Had a delightful (but EARLY) morning presenting on some new chiton work as part of the Tangled Bank seminar series in Evolution! It was so fun to share this work -- stay tuned for a preprint very soon! -- and I had the joy of receiving a lot of fantastic questions. That said, I probably WON'T give another seminar at 5am my time. At least I didn't yawn in the middle of my own talk!
Summer sampling travels continued! Todd, Cheyenne, Niko and I just got back from Panama, where we spent 2.5 weeks working at STRI in Bocas. Emily and Bridget took a course in Cnidarians/Ctenophores, so we had a fantastic time as a lab hitting the water and watching ostracods signal. The species resident in the sea grass beds there signals synchronously, so we got to watch waves and waves of spectacular bioluminescence. I can't wait to dive into the transcriptomes from the many ostracods we get to bring home. We also tried a mark-recapture of ostracods; we actually DID recapture some, which surprised all of us! And of course, there were sloths.
Embarrassing as it may be to have pictures of myself as a 4 year old out in the world, the Washington Post recently covered my quest to find and thank a childhood mentor. I'm so grateful to Dawn Fallik, the reporter who helped put me in touch with the amazing Dr. Vernard Lewis. Read the full article here:
And don't forget to thank your mentors! We are all here because of the people who took our dreams seriously. If Vernard hadn't told me what a PhD was, and told me that anyone could go to college, I might not be sitting here with a PhD, ready to take a shot at the academic job market. If I successfully become a professor, I hope to one day receive letters from 4-year olds.
If you're reading this because you found my story of being inspired by a bug collection, hi! I ended up working on ocean-bugs, but I'm still that same passionate, nerdy 4 year old at heart.
If you are one of the hundreds who reached out to share a personal story of the mentorship moment that changed your life, THANK YOU. I'm vaguely horrified by all of this attention, but hearing so many stories of scientists making a genuine difference fills my heart with hope. My lab-mates and I have spent days regaling one another with the comments that resonated with us.
If you'd like to do something wonderful, please consider supporting one of the scientific outreach organizations making a difference to children right now! This could be a museum or science outreach center in your neighborhood, or:

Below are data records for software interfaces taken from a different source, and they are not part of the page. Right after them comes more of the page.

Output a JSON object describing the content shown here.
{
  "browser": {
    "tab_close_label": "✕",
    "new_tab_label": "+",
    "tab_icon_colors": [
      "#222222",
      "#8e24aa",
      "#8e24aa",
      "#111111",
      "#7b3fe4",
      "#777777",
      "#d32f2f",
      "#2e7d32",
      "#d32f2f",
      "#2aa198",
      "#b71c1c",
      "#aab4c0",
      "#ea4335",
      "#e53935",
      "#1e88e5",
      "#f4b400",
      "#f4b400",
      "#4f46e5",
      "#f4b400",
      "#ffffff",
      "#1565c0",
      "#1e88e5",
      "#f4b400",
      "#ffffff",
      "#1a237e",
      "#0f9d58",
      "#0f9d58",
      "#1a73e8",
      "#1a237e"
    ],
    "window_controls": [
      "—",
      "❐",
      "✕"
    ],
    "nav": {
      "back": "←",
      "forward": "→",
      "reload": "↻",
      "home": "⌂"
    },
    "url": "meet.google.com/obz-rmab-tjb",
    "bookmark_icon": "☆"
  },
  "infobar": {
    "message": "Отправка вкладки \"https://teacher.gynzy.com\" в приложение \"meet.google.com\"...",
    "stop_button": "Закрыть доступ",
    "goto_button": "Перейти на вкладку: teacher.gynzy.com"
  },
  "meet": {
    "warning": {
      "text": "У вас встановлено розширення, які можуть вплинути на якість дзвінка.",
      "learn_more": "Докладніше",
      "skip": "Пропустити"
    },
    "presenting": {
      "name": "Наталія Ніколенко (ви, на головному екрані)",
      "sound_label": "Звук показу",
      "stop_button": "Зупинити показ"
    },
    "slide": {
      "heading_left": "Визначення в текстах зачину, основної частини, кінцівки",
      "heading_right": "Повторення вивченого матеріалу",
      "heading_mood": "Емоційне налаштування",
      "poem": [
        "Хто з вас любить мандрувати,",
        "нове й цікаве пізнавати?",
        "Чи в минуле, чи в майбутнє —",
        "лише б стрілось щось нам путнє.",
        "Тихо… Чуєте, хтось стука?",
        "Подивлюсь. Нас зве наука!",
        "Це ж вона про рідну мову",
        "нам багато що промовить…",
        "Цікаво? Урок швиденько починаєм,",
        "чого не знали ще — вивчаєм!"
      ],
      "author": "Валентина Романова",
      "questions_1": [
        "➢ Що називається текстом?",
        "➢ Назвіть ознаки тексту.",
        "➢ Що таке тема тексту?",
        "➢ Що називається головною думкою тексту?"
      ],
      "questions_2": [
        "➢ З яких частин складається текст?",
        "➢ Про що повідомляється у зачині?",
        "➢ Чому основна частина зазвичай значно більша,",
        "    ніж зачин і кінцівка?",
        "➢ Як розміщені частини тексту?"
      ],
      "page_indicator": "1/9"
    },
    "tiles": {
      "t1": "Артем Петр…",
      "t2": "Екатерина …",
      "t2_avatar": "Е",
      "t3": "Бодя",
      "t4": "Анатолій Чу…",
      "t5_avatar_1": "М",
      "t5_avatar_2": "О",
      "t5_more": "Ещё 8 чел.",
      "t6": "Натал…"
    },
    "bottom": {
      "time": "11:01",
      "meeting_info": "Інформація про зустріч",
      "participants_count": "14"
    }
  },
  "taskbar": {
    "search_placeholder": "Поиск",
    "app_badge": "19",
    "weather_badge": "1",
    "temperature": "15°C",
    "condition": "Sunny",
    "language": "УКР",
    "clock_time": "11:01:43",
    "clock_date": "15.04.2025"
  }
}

SkypeAScientist (https://www.classy.org/give/350351/#!/donation/checkout) - I've been working with this amazing site for years now, bringing scientists live into classrooms via Skype or Zoom to show children that people from all kinds of backgrounds and places can be scientists! I've worked with students from kindergarten through high school over the years. We get to work with teachers to tailor our presentations and discussions to whatever the class is focused on at that moment. My favorite thing is the off-the-wall questions I get (how fast do lobsters swim?!).
Letters to a PreScientist (https://prescientist.org/donors-and-partners/) - This group pairs students in low-income neighborhoods with scientist pen-pals for a year. We exchange letters across four themes to invite our student to dream big and know that they CAN be a scientist (or anything else!). I have a file folder of letters saved from across the years, and they all make me feel like small actions make a big difference.
Thanks to everybody who shared their stories. I loved being part of showcasing the very human passion that drives us all.